Well, back to my original thought, what is a virtue anyways? I remember from my philosophy classes that Plato and Aristotle were the founders of the concept of virtue. Plato believed that virtue was one consistent concept. He believed that virtue could not exist without all of the values which comprise of virtue coexisting equally; meaning, one could not be wise if one was also unjust, as one could not be brave without knowledge. All of these must be at an equilibrium within the individual for the person to possess true virtue. Now, we could banter back and forth over the validity of such an ancient concept; but that is not the point here. I believe there is value to be had from this. Patience is a virtue, the same as courage, diligence, fortitude, honor, justice, morality, reverence, temperance, and wisdom…the list is actually endless. However, it is only one virtue. There are many, many virtues. If we want to consider ourselves truly virtuous, we ought to maintain a healthy balance of all of these qualities. Exerting patience does not render one virtuous, but leads us on a path towards virtue. We can apply this very concept to Christianity. Acts of kindness, a dedicated prayer life, a diligence towards relationships, a faithful worship life, devoted Bible study mornings, and a life dedicated to serving God…these are all things which lead us on a path towards a Christian life. I have preached this before and many of you reading this very well know it. But, I believe it is a good reminder that none of us have assurance of our fate the same as none of us possess virtuous totality. We are undeserving of what grace and mercy we do have, and are blessed to see the visions and dreams which we do. Let this be a simple reminder that we are owed nothing by this world, nor anyone in it. It is good to possess those qualities of Christianity, but that does not render you Christian. A Christian would be someone who picks up their cross daily, without exception or excuse, and follows Christ wherever He may go. During your day, consider it — are you where Christ would be…in your actions, thoughts, and intentions? Furthermore, have you only been preparing yourself? Have you taken action? What have you accomplished from all of your time in preparation?
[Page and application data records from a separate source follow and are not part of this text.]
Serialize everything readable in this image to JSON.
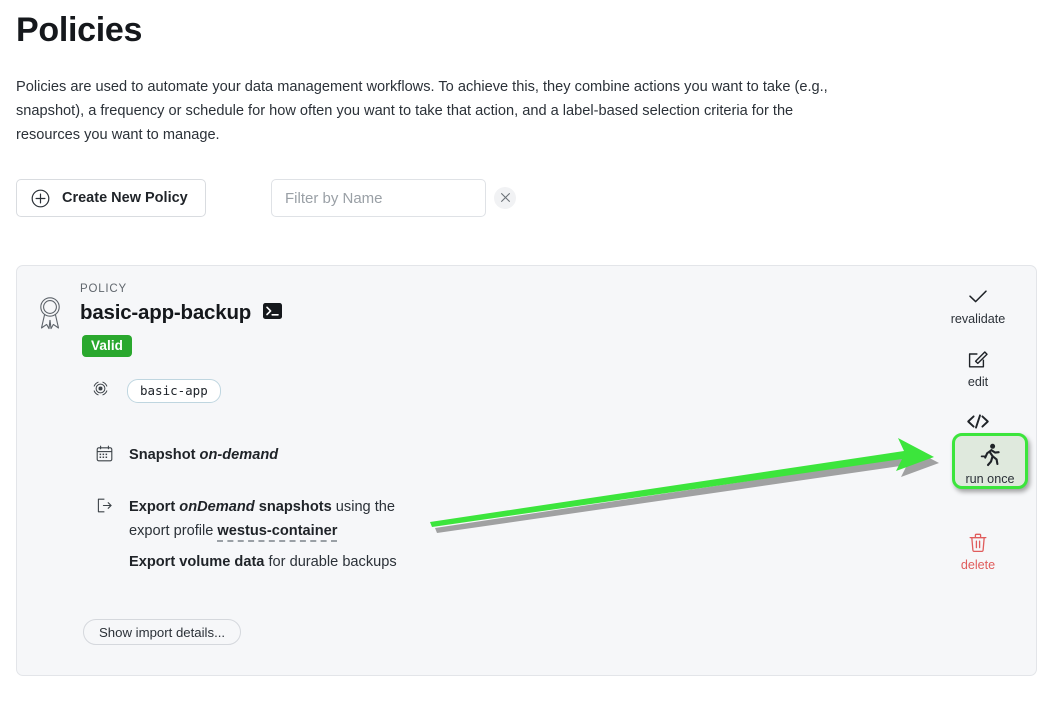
{
  "header": {
    "title": "Policies",
    "description": "Policies are used to automate your data management workflows. To achieve this, they combine actions you want to take (e.g., snapshot), a frequency or schedule for how often you want to take that action, and a label-based selection criteria for the resources you want to manage."
  },
  "toolbar": {
    "create_label": "Create New Policy",
    "filter_placeholder": "Filter by Name",
    "filter_value": "",
    "clear_icon": "close-icon",
    "plus_icon": "plus-circle-icon"
  },
  "policy": {
    "eyebrow": "POLICY",
    "name": "basic-app-backup",
    "terminal_icon": "terminal-icon",
    "ribbon_icon": "award-ribbon-icon",
    "status": "Valid",
    "status_color": "#2aa82e",
    "label_icon": "target-icon",
    "label_chip": "basic-app",
    "details": [
      {
        "icon": "calendar-icon",
        "lines": [
          [
            {
              "t": "Snapshot ",
              "s": "b"
            },
            {
              "t": "on-demand",
              "s": "bi"
            }
          ]
        ]
      },
      {
        "icon": "export-icon",
        "lines": [
          [
            {
              "t": "Export ",
              "s": "b"
            },
            {
              "t": "onDemand",
              "s": "bi"
            },
            {
              "t": " snapshots",
              "s": "b"
            },
            {
              "t": " using the",
              "s": ""
            }
          ],
          [
            {
              "t": "export profile ",
              "s": ""
            },
            {
              "t": "westus-container",
              "s": "dashed"
            }
          ],
          [
            {
              "t": "Export volume data",
              "s": "b"
            },
            {
              "t": " for durable backups",
              "s": ""
            }
          ]
        ]
      }
    ],
    "show_import_label": "Show import details...",
    "actions": [
      {
        "name": "revalidate",
        "label": "revalidate",
        "icon": "check-icon"
      },
      {
        "name": "edit",
        "label": "edit",
        "icon": "pencil-square-icon"
      },
      {
        "name": "yaml",
        "label": "yaml",
        "icon": "code-brackets-icon"
      },
      {
        "name": "run-once",
        "label": "run once",
        "icon": "runner-icon"
      },
      {
        "name": "delete",
        "label": "delete",
        "icon": "trash-icon"
      }
    ]
  },
  "annotation": {
    "type": "arrow",
    "color": "#3ce53c",
    "points_to": "run once",
    "highlight_color": "#3ce53c"
  }
}
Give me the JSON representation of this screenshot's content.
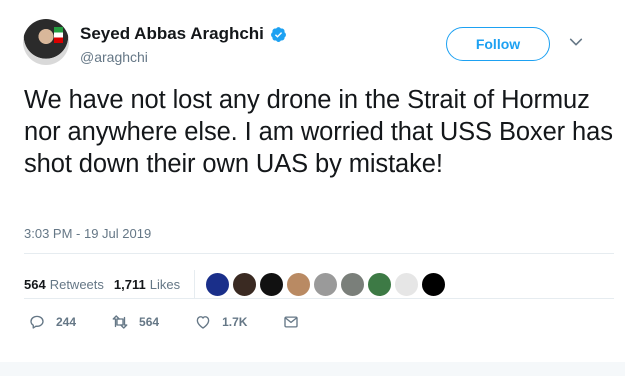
{
  "author": {
    "name": "Seyed Abbas Araghchi",
    "handle": "@araghchi",
    "verified": true
  },
  "follow_button": {
    "label": "Follow"
  },
  "tweet": {
    "text": "We have not lost any drone in the Strait of Hormuz nor anywhere else. I am worried that USS Boxer has shot down their own UAS by mistake!",
    "timestamp": "3:03 PM - 19 Jul 2019"
  },
  "stats": {
    "retweets_count": "564",
    "retweets_label": "Retweets",
    "likes_count": "1,711",
    "likes_label": "Likes"
  },
  "likers": [
    {
      "name": "liker-avatar-1",
      "color": "#1a2f8a"
    },
    {
      "name": "liker-avatar-2",
      "color": "#3a2a22"
    },
    {
      "name": "liker-avatar-3",
      "color": "#111111"
    },
    {
      "name": "liker-avatar-4",
      "color": "#b98a63"
    },
    {
      "name": "liker-avatar-5",
      "color": "#9a9a9a"
    },
    {
      "name": "liker-avatar-6",
      "color": "#7a7f7a"
    },
    {
      "name": "liker-avatar-7",
      "color": "#3d7a45"
    },
    {
      "name": "liker-avatar-8",
      "color": "#e6e6e6"
    },
    {
      "name": "liker-avatar-9",
      "color": "#000000"
    }
  ],
  "actions": {
    "reply_count": "244",
    "retweet_count": "564",
    "like_count": "1.7K"
  },
  "colors": {
    "accent": "#1da1f2",
    "secondary_text": "#657786",
    "primary_text": "#14171a",
    "divider": "#e6ecf0"
  },
  "icons": [
    "verified-badge-icon",
    "chevron-down-icon",
    "reply-icon",
    "retweet-icon",
    "like-heart-icon",
    "direct-message-icon"
  ]
}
I believe the time to act is now. I believe Christians are going to look stranger and stranger as the end of times approach. I believe before long, you will have to choose between being accepted by this world and being accepted by the Kingdom of Heaven. What is more important to you right now? I’m tired of hearing the chalk boards screech in my head every time I fail to act according to the example of Christ. I choose to rethink my actions, thoughts, and intentions. I choose to direct them towards the Spirit of Christ. I choose to make my actions outwards, in accomplishment, rather than solely in preparation. I choose to be of the Kingdom of Heaven, rather than of this world. I choose, possibly to look strange. And, I choose quite frankly to exert a strong dedication towards following Christ rather than my own personal desires. I choose a life of relief from chains, from lies, and from the tricks of the devil. I will not dwell in the battered halls of self-degradation. I will not be kept from a life of love.

Just a thought.